Now, it’s nearly impossible for Vampire Weekend not to pack a venue to the gills, with fans clamoring to see the band live. But Tomson says, really, not much has changed about the band. They’re still the same four guys.
“We’re in a bus now, we’ve got more crew, and we’ve got more production and lights and all that, but essentially it’s still just the four of us trying to play the songs the best we can. I still think the show has stayed true to what we did initially.”
It was certainly easier to get an interview with them back in 2007, though.
A year after the release of Modern Vampires, fans are wondering when they’ll hear something new from the band. Their last record did well and saw an evolution in sound for the group, which fans seemed to gobble up. They’ve become more commercially recognizable and their songs can be heard in ads and TV shows, plus the album won a Grammy for Best Alternative Music Album last year. So how long before we see a fourth addition to their discography?
“After this tour we have the longest stretch since the album came out,” Tomson says. “It’ll be two months off and then we have two shows coming up in England at the end of the summer, and then after that we’re going to take a longer break and sort of figure out where we want to go, how we want to approach the next steps. But right now, we’re just concentrated on finishing up strong with these shows.”
While Tomson vaguely alludes to a new album in the future, it sounds like fans will have to wait awhile. “There has certainly been talk of [an album], but I think it’s way too early to say anything past that,” he says. “Obviously there has been talk amongst the four of us or in different permutations of the four of us, but it’s way too early to say anything even remotely definitive.”

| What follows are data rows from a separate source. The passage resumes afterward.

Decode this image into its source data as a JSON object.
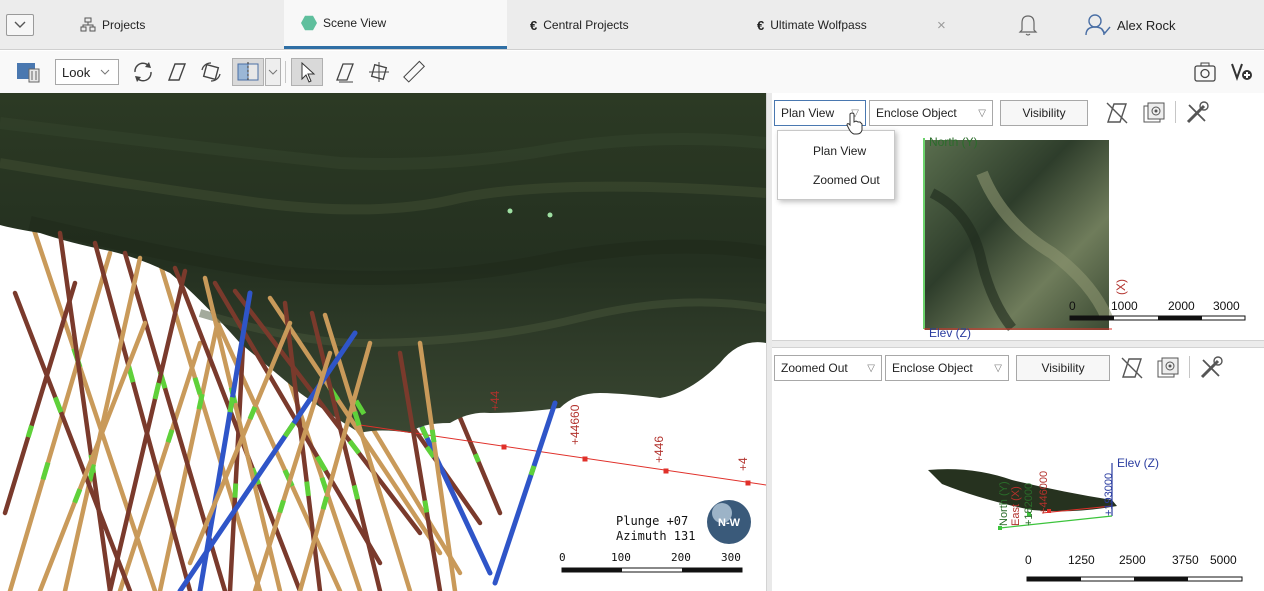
{
  "tabs": [
    {
      "label": "Projects",
      "icon": "projects-icon"
    },
    {
      "label": "Scene View",
      "icon": "scene-hex-icon",
      "active": true
    },
    {
      "label": "Central Projects",
      "icon": "central-icon"
    },
    {
      "label": "Ultimate Wolfpass",
      "icon": "central-icon",
      "close": "×"
    }
  ],
  "user": {
    "name": "Alex Rock"
  },
  "toolbar": {
    "look_label": "Look"
  },
  "scene": {
    "plunge": "Plunge +07",
    "azimuth": "Azimuth 131",
    "scale_ticks": [
      "0",
      "100",
      "200",
      "300"
    ],
    "grid_labels": [
      "+44",
      "+44660",
      "+446",
      "+4"
    ],
    "axis_color": "#e0302a",
    "terrain_color": "#26321f",
    "hole_colors": {
      "brown": "#7a3a2c",
      "tan": "#c99a5a",
      "blue": "#2f55c8",
      "green": "#5fd13a"
    }
  },
  "top_view": {
    "view_select": "Plan View",
    "enclose_select": "Enclose Object",
    "visibility_label": "Visibility",
    "menu_items": [
      "Plan View",
      "Zoomed Out"
    ],
    "north_label": "North (Y)",
    "elev_label": "Elev (Z)",
    "x_label": "(X)",
    "scale_ticks": [
      "0",
      "1000",
      "2000",
      "3000"
    ]
  },
  "bottom_view": {
    "view_select": "Zoomed Out",
    "enclose_select": "Enclose Object",
    "visibility_label": "Visibility",
    "elev_label": "Elev (Z)",
    "east_label": "East (X)",
    "north_label": "North (Y)",
    "coord_a": "+446000",
    "coord_b": "+193000",
    "coord_c": "+182000",
    "scale_ticks": [
      "0",
      "1250",
      "2500",
      "3750",
      "5000"
    ]
  }
}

They’re the quintessential hipsters, Vampire Weekend. The epitome of white-bread. They even wrote part of their albums while hanging out on Martha’s Vineyard. It doesn’t get more Anglo-Saxon than that. So while there’s been some growth, it remains to be seen if Vampire Weekend will get beyond their standard East Coast, albeit somewhat tropical, sound. And they certainly don’t seem pressed to talk about what they’ve got planned next.
“There is neither a rush nor a delay sort of thing,” Tomson says. “We’re approaching it as it comes. [We’ll] see if the album sets up quickly, and if it does, it does; and if it doesn’t, it doesn’t. I think everyone has things either musically or otherwise that we spend time on or we’re interested in. You know, Baio is going to keep DJing, Rostam is into a lot of production stuff, Ezra is doing everything pretty much. So there will certainly be things that aren’t Vampire Weekend coming from the four of us, but I still think that another album is something we’re planning to work on.”
With this stop being the last we’ll see of Vampire Weekend for a while, one hopes to hear an amalgamation of favorites from all three records and, according to Tomson, that’s exactly what the band will deliver.
“When we came through the first couple times, our entire repertoire was ... about 68 minutes or something,” he says. “No, I guess it’s a little more than that. Now there are options, and certainly this album has a few more slower songs than the last two, so it’s been nice to sort of come up with a narrative arc in the show where there’s fast and slow; you’re down some, you’re up some. It should be a good mix of all three.”
Though they’ve been together for almost a decade, they still haven’t quite mastered their art, and the drummer says his favorite song to perform is also the one he fucks up the most. “I think that’s sort of a double-edged thing,” he says of the song “Step.”
“That’s sort of the hardest song to play, and you know when we’re all doing well and I do the crazy roll things — when I hit them, it goes really good. When I fuck it up, it’s definitely not my favorite song.”
Well, good luck, guys. And don’t fuck it up.
Vampire Weekend plays with Cults at Meadowbrook Music Festival at 8 p.m., Friday June 6. 3554 Walton Blvd., Rochester Hills; 248-377-0100; $26-$50.50.